== What is needed ==
Whatever pictures appear, omit them, and repeat the data below exactly.
+===+
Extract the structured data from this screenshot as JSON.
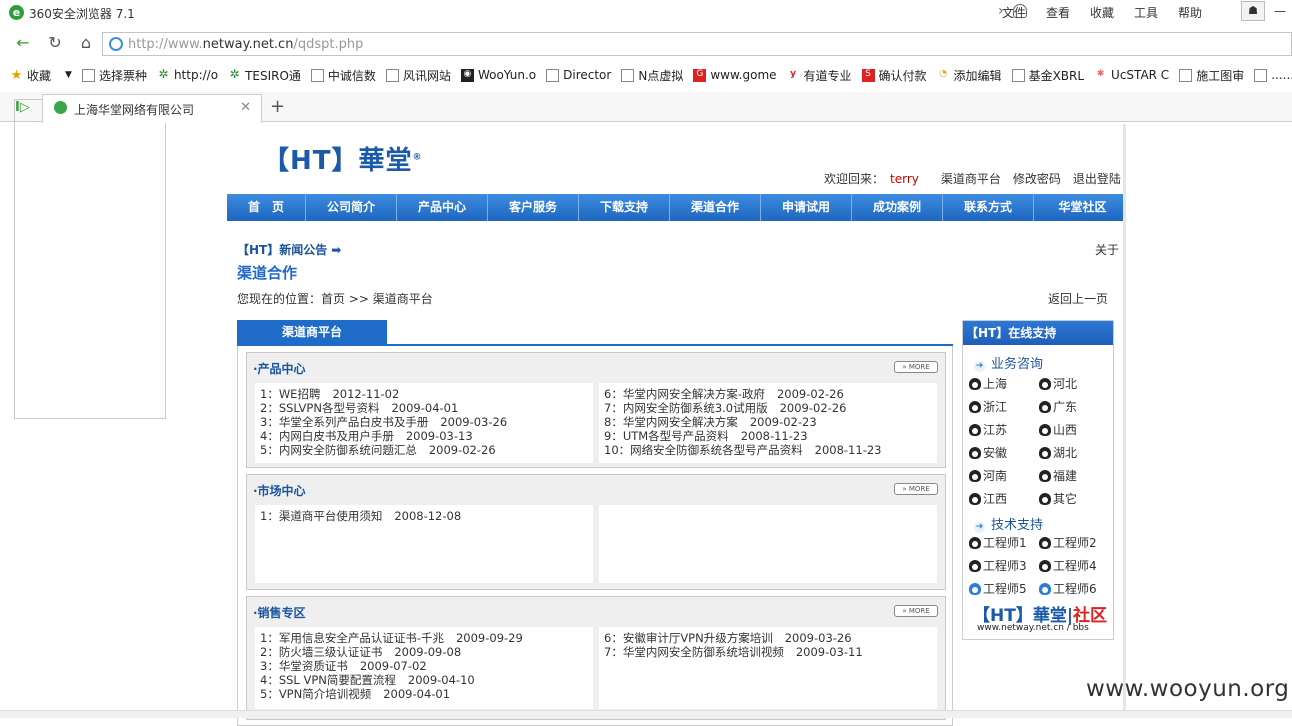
{
  "browser": {
    "title": "360安全浏览器 7.1",
    "menus": [
      "文件",
      "查看",
      "收藏",
      "工具",
      "帮助"
    ],
    "url_prefix": "http://www.",
    "url_host": "netway.net.cn",
    "url_path": "/qdspt.php",
    "favorites_label": "收藏",
    "bookmarks": [
      "选择票种",
      "http://o",
      "TESIRO通",
      "中诚信数",
      "风讯网站",
      "WooYun.o",
      "Director",
      "N点虚拟",
      "www.gome",
      "有道专业",
      "确认付款",
      "添加编辑",
      "基金XBRL",
      "UcSTAR C",
      "施工图审",
      "........"
    ],
    "tab_title": "上海华堂网络有限公司"
  },
  "site": {
    "logo": "【HT】華堂",
    "welcome_prefix": "欢迎回来：",
    "username": "terry",
    "links": [
      "渠道商平台",
      "修改密码",
      "退出登陆"
    ],
    "nav": [
      "首　页",
      "公司简介",
      "产品中心",
      "客户服务",
      "下载支持",
      "渠道合作",
      "申请试用",
      "成功案例",
      "联系方式",
      "华堂社区"
    ],
    "news_label": "【HT】新闻公告",
    "about_text": "关于",
    "page_title": "渠道合作",
    "breadcrumb": "您现在的位置：首页 >> 渠道商平台",
    "back_link": "返回上一页",
    "content_tab": "渠道商平台",
    "more_label": "MORE",
    "sections": [
      {
        "title": "·产品中心",
        "left": [
          {
            "t": "1：WE招聘",
            "d": "2012-11-02"
          },
          {
            "t": "2：SSLVPN各型号资料",
            "d": "2009-04-01"
          },
          {
            "t": "3：华堂全系列产品白皮书及手册",
            "d": "2009-03-26"
          },
          {
            "t": "4：内网白皮书及用户手册",
            "d": "2009-03-13"
          },
          {
            "t": "5：内网安全防御系统问题汇总",
            "d": "2009-02-26"
          }
        ],
        "right": [
          {
            "t": "6：华堂内网安全解决方案-政府",
            "d": "2009-02-26"
          },
          {
            "t": "7：内网安全防御系统3.0试用版",
            "d": "2009-02-26"
          },
          {
            "t": "8：华堂内网安全解决方案",
            "d": "2009-02-23"
          },
          {
            "t": "9：UTM各型号产品资料",
            "d": "2008-11-23"
          },
          {
            "t": "10：网络安全防御系统各型号产品资料",
            "d": "2008-11-23"
          }
        ]
      },
      {
        "title": "·市场中心",
        "left": [
          {
            "t": "1：渠道商平台使用须知",
            "d": "2008-12-08"
          }
        ],
        "right": []
      },
      {
        "title": "·销售专区",
        "left": [
          {
            "t": "1：军用信息安全产品认证证书-千兆",
            "d": "2009-09-29"
          },
          {
            "t": "2：防火墙三级认证证书",
            "d": "2009-09-08"
          },
          {
            "t": "3：华堂资质证书",
            "d": "2009-07-02"
          },
          {
            "t": "4：SSL VPN简要配置流程",
            "d": "2009-04-10"
          },
          {
            "t": "5：VPN简介培训视频",
            "d": "2009-04-01"
          }
        ],
        "right": [
          {
            "t": "6：安徽审计厅VPN升级方案培训",
            "d": "2009-03-26"
          },
          {
            "t": "7：华堂内网安全防御系统培训视频",
            "d": "2009-03-11"
          }
        ]
      }
    ],
    "support": {
      "title": "【HT】在线支持",
      "business_label": "业务咨询",
      "business": [
        "上海",
        "河北",
        "浙江",
        "广东",
        "江苏",
        "山西",
        "安徽",
        "湖北",
        "河南",
        "福建",
        "江西",
        "其它"
      ],
      "tech_label": "技术支持",
      "tech": [
        "工程师1",
        "工程师2",
        "工程师3",
        "工程师4",
        "工程师5",
        "工程师6"
      ],
      "bbs_logo_a": "【HT】華堂",
      "bbs_logo_b": "社区",
      "bbs_url": "www.netway.net.cn / bbs"
    }
  },
  "watermark": "www.wooyun.org"
}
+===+
== Reply to the task ==
Extract the structured data from this screenshot as JSON.
{
  "browser": {
    "title": "360安全浏览器 7.1",
    "menus": [
      "文件",
      "查看",
      "收藏",
      "工具",
      "帮助"
    ],
    "url_prefix": "http://www.",
    "url_host": "netway.net.cn",
    "url_path": "/qdspt.php",
    "favorites_label": "收藏",
    "bookmarks": [
      "选择票种",
      "http://o",
      "TESIRO通",
      "中诚信数",
      "风讯网站",
      "WooYun.o",
      "Director",
      "N点虚拟",
      "www.gome",
      "有道专业",
      "确认付款",
      "添加编辑",
      "基金XBRL",
      "UcSTAR C",
      "施工图审",
      "........"
    ],
    "tab_title": "上海华堂网络有限公司"
  },
  "site": {
    "logo": "【HT】華堂",
    "welcome_prefix": "欢迎回来：",
    "username": "terry",
    "links": [
      "渠道商平台",
      "修改密码",
      "退出登陆"
    ],
    "nav": [
      "首　页",
      "公司简介",
      "产品中心",
      "客户服务",
      "下载支持",
      "渠道合作",
      "申请试用",
      "成功案例",
      "联系方式",
      "华堂社区"
    ],
    "news_label": "【HT】新闻公告",
    "about_text": "关于",
    "page_title": "渠道合作",
    "breadcrumb": "您现在的位置：首页 >> 渠道商平台",
    "back_link": "返回上一页",
    "content_tab": "渠道商平台",
    "more_label": "MORE",
    "sections": [
      {
        "title": "·产品中心",
        "left": [
          {
            "t": "1：WE招聘",
            "d": "2012-11-02"
          },
          {
            "t": "2：SSLVPN各型号资料",
            "d": "2009-04-01"
          },
          {
            "t": "3：华堂全系列产品白皮书及手册",
            "d": "2009-03-26"
          },
          {
            "t": "4：内网白皮书及用户手册",
            "d": "2009-03-13"
          },
          {
            "t": "5：内网安全防御系统问题汇总",
            "d": "2009-02-26"
          }
        ],
        "right": [
          {
            "t": "6：华堂内网安全解决方案-政府",
            "d": "2009-02-26"
          },
          {
            "t": "7：内网安全防御系统3.0试用版",
            "d": "2009-02-26"
          },
          {
            "t": "8：华堂内网安全解决方案",
            "d": "2009-02-23"
          },
          {
            "t": "9：UTM各型号产品资料",
            "d": "2008-11-23"
          },
          {
            "t": "10：网络安全防御系统各型号产品资料",
            "d": "2008-11-23"
          }
        ]
      },
      {
        "title": "·市场中心",
        "left": [
          {
            "t": "1：渠道商平台使用须知",
            "d": "2008-12-08"
          }
        ],
        "right": []
      },
      {
        "title": "·销售专区",
        "left": [
          {
            "t": "1：军用信息安全产品认证证书-千兆",
            "d": "2009-09-29"
          },
          {
            "t": "2：防火墙三级认证证书",
            "d": "2009-09-08"
          },
          {
            "t": "3：华堂资质证书",
            "d": "2009-07-02"
          },
          {
            "t": "4：SSL VPN简要配置流程",
            "d": "2009-04-10"
          },
          {
            "t": "5：VPN简介培训视频",
            "d": "2009-04-01"
          }
        ],
        "right": [
          {
            "t": "6：安徽审计厅VPN升级方案培训",
            "d": "2009-03-26"
          },
          {
            "t": "7：华堂内网安全防御系统培训视频",
            "d": "2009-03-11"
          }
        ]
      }
    ],
    "support": {
      "title": "【HT】在线支持",
      "business_label": "业务咨询",
      "business": [
        "上海",
        "河北",
        "浙江",
        "广东",
        "江苏",
        "山西",
        "安徽",
        "湖北",
        "河南",
        "福建",
        "江西",
        "其它"
      ],
      "tech_label": "技术支持",
      "tech": [
        "工程师1",
        "工程师2",
        "工程师3",
        "工程师4",
        "工程师5",
        "工程师6"
      ],
      "bbs_logo_a": "【HT】華堂",
      "bbs_logo_b": "社区",
      "bbs_url": "www.netway.net.cn / bbs"
    }
  },
  "watermark": "www.wooyun.org"
}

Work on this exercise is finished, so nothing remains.